The use of qibbalti by the Shela"h indicates that the greeting formula
preceded him, but as Mr. Gevaryahu rightly says, leaves its origins

Alan Cooper


From: Yael Levine Katz <ylkpk@...>
Date: Sun, 16 Feb 2003 23:19:54 +0200
Subject: Shabbat Shalom - in the Writings of the ARI

The saying of 'Shabbat Shalom' appears already in the writings of the
Ari.  In Sha'ar ha-Kavvanot, Derushei Arvit Leil Shabbat, it is written
that when one enters his home he should say in a loud voice and with
great joy 'Shabbat Shalom' since he is like a groom receiving the bride
in great joy and with a cheerful face. And similarly, in Peri Etz Hayyim,
Sha'ar ha-Shabbat, chapter 14.


From: Bernard Raab <beraab@...>
Date: Sun, 16 Feb 2003 17:57:52 -0500
Subject: Re: Tuxedo

>From: <DTnLA@...> (Dov Teichman)
>What makes an ordinary suit and tie any less "goyish" than a tuxedo?
>Unless you dress Hassidic, most of the orthodox world dresses just like
>gentiles to some extent.

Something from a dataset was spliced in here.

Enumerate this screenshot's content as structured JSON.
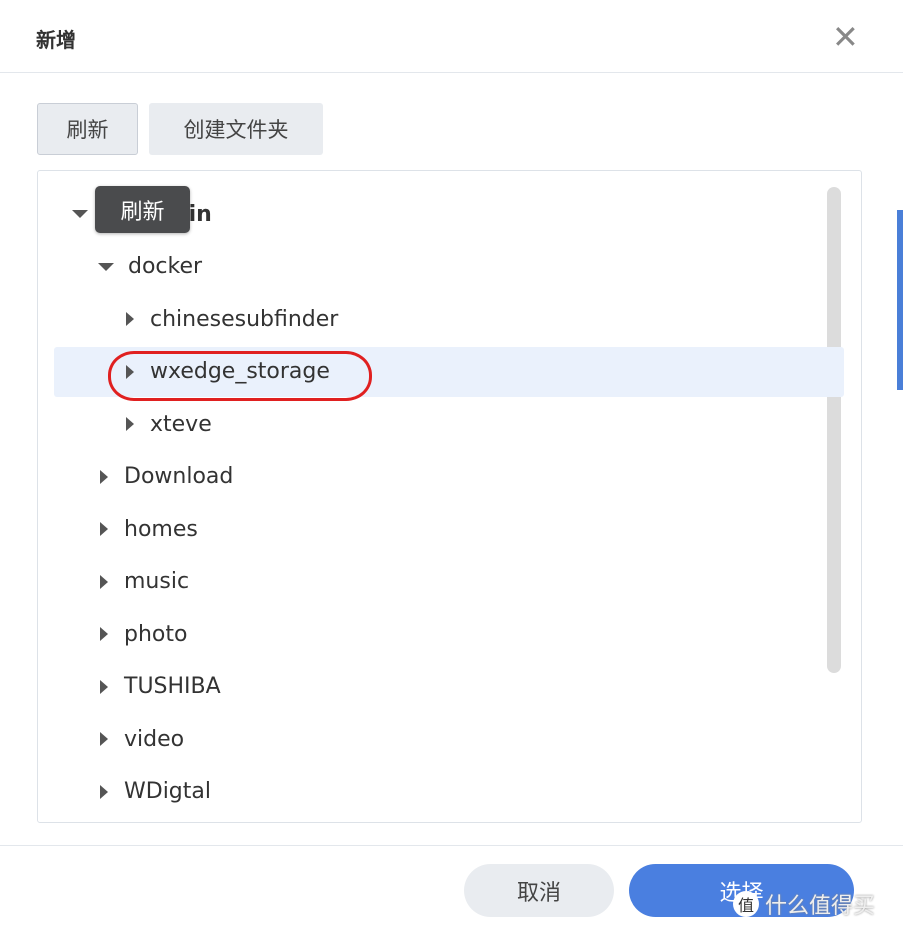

Sorry but there is no "unless" here. The typical costume of an Eastern
European gentleman of the middle ages was a full-lenth caftan with a
cloth belt, and, in the winter, a fur hat. And, quoting from a treatise
on 15th-centurt Vienna: "Persons from the Ottoman Empire and
Anatolia...always have their head covered as a sign of devotion to
God. (Hats are extremely common among Western Europeans as well, but it
does not have religious significance.)"  It seems in all cases our
"Jewish" dress is simply a preservation of earlier costumes of the
general population.

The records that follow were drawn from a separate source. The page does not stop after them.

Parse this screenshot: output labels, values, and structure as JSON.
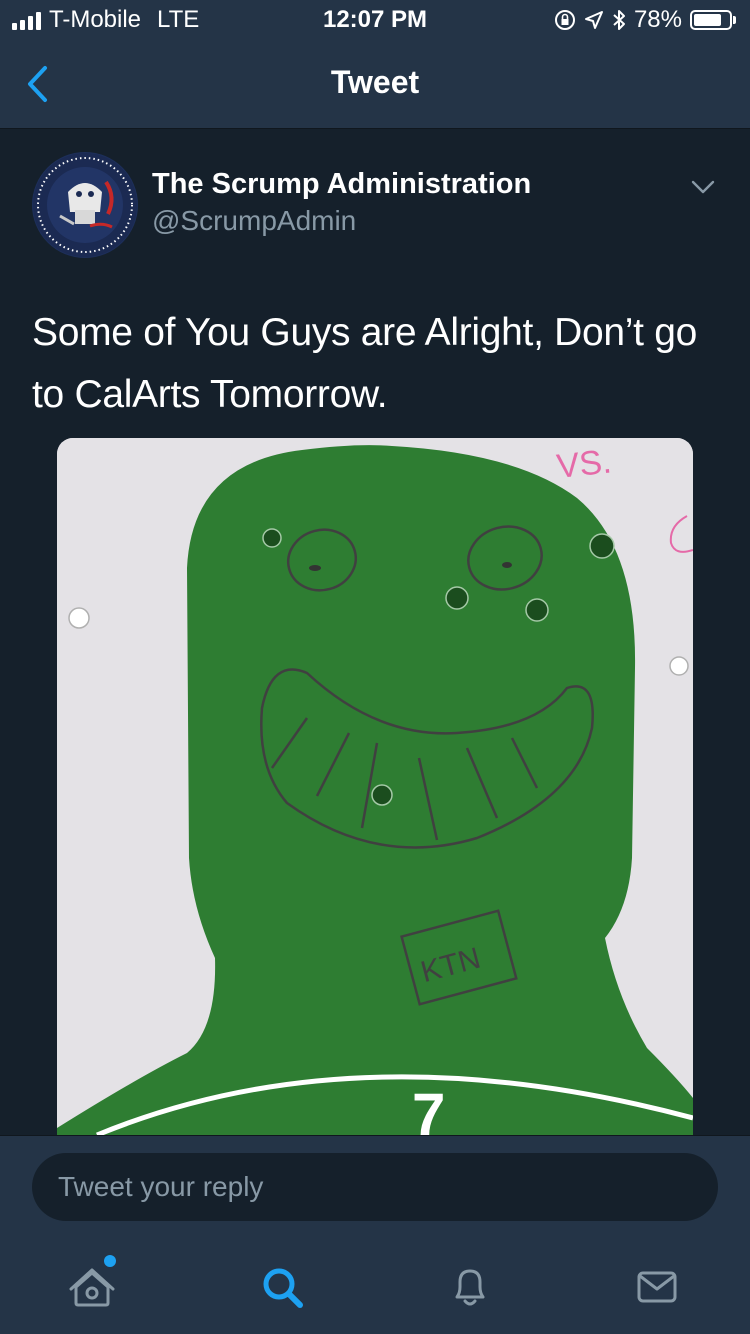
{
  "status_bar": {
    "carrier": "T-Mobile",
    "network": "LTE",
    "time": "12:07 PM",
    "battery_percent": "78%",
    "battery_level": 0.78,
    "icons": [
      "signal-icon",
      "orientation-lock-icon",
      "location-icon",
      "bluetooth-icon",
      "battery-icon"
    ]
  },
  "nav": {
    "title": "Tweet",
    "back_icon": "chevron-left-icon"
  },
  "tweet": {
    "author_name": "The Scrump Administration",
    "author_handle": "@ScrumpAdmin",
    "text": "Some of You Guys are Alright, Don’t go to CalArts Tomorrow.",
    "media": {
      "annotation": "VS.",
      "target_mark": "7",
      "logo_text": "KTN"
    }
  },
  "reply": {
    "placeholder": "Tweet your reply"
  },
  "tabs": [
    {
      "icon": "home-icon",
      "active": false,
      "has_notification_dot": true
    },
    {
      "icon": "search-icon",
      "active": true
    },
    {
      "icon": "notifications-icon",
      "active": false
    },
    {
      "icon": "messages-icon",
      "active": false
    }
  ],
  "colors": {
    "background": "#15202b",
    "bar": "#243447",
    "accent": "#1da1f2",
    "secondary_text": "#8899a6",
    "target_green": "#2e7d32"
  }
}
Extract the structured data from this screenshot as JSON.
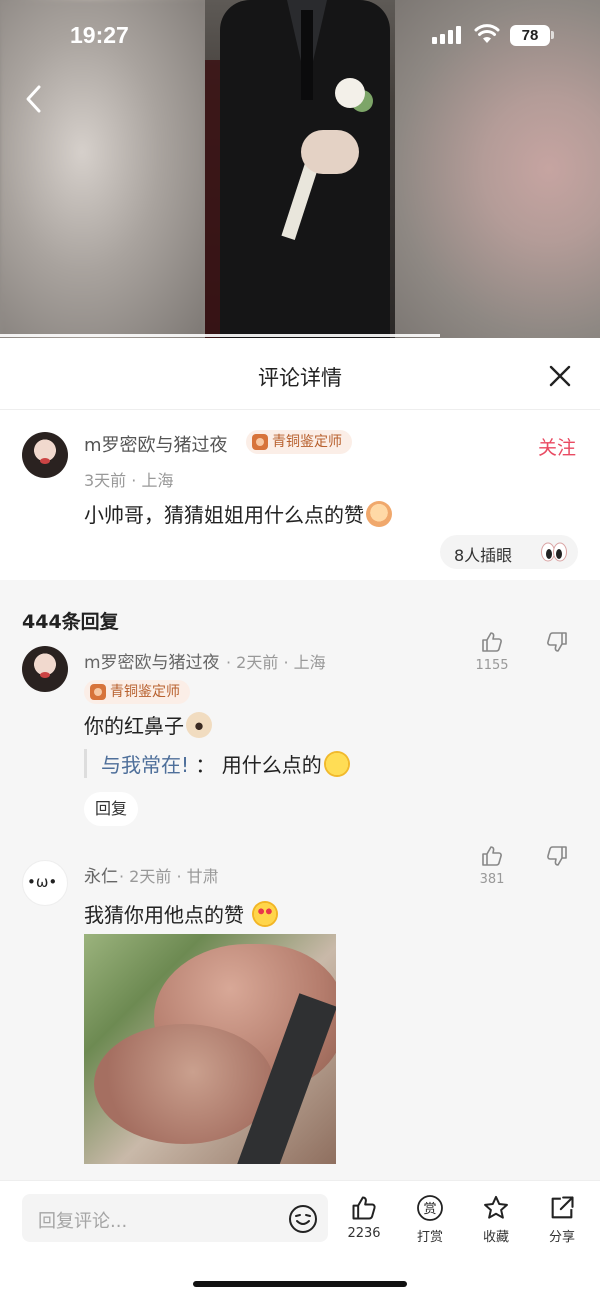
{
  "status_bar": {
    "time": "19:27",
    "battery": "78"
  },
  "sheet": {
    "title": "评论详情"
  },
  "main_comment": {
    "user": "m罗密欧与猪过夜",
    "badge": "青铜鉴定师",
    "follow": "关注",
    "meta": "3天前 · 上海",
    "text": "小帅哥，猜猜姐姐用什么点的赞",
    "peek": "8人插眼"
  },
  "replies": {
    "count_label": "444条回复",
    "items": [
      {
        "user": "m罗密欧与猪过夜",
        "meta": "· 2天前 · 上海",
        "badge": "青铜鉴定师",
        "text": "你的红鼻子",
        "likes": "1155",
        "quote_user": "与我常在!",
        "quote_sep": "：",
        "quote_text": "用什么点的",
        "reply_label": "回复"
      },
      {
        "user": "永仁",
        "meta": "· 2天前 · 甘肃",
        "text": "我猜你用他点的赞",
        "likes": "381"
      }
    ]
  },
  "bottom_bar": {
    "input_placeholder": "回复评论...",
    "like_count": "2236",
    "tip_label": "打赏",
    "collect_label": "收藏",
    "share_label": "分享"
  },
  "colors": {
    "follow": "#e94a62",
    "quote_user": "#4e6f9a",
    "badge": "#b8612f"
  },
  "icons": [
    "back-icon",
    "close-icon",
    "thumb-up-icon",
    "thumb-down-icon",
    "emoji-icon",
    "reward-icon",
    "star-icon",
    "share-icon",
    "signal-icon",
    "wifi-icon"
  ]
}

From: Sam Saal <ssaal@...>
Date: Sun, 16 Feb 2003 13:58:57 -0800 (PST)
Subject: Re: Tuxedo

<DTnLA@...> (Dov Teichman) wrote:

>What makes an ordinary suit and tie any less "goyish" than a tuxedo?
>Unless you dress Hassidic, most of the orthodox world dresses just like
>gentiles to some extent.

I wqas taught by my uncle, a Rav, that most Chassidic garb is what was
worn by the Rabbi that started thge sect, which, in turn, was what was
worn by the nobles/upper class gentlemen at the time and place of the
founding of the sect.

He also explained that costumers for movies and plays, who needed
authentic clothing for period peices that coincided with the founding of
particular sects, have been known to study clothing for the production
by studying the clothing of the sect from the apropriate time and place.

Sam Saal         <ssaal@...>


End of Volume 38 Issue 65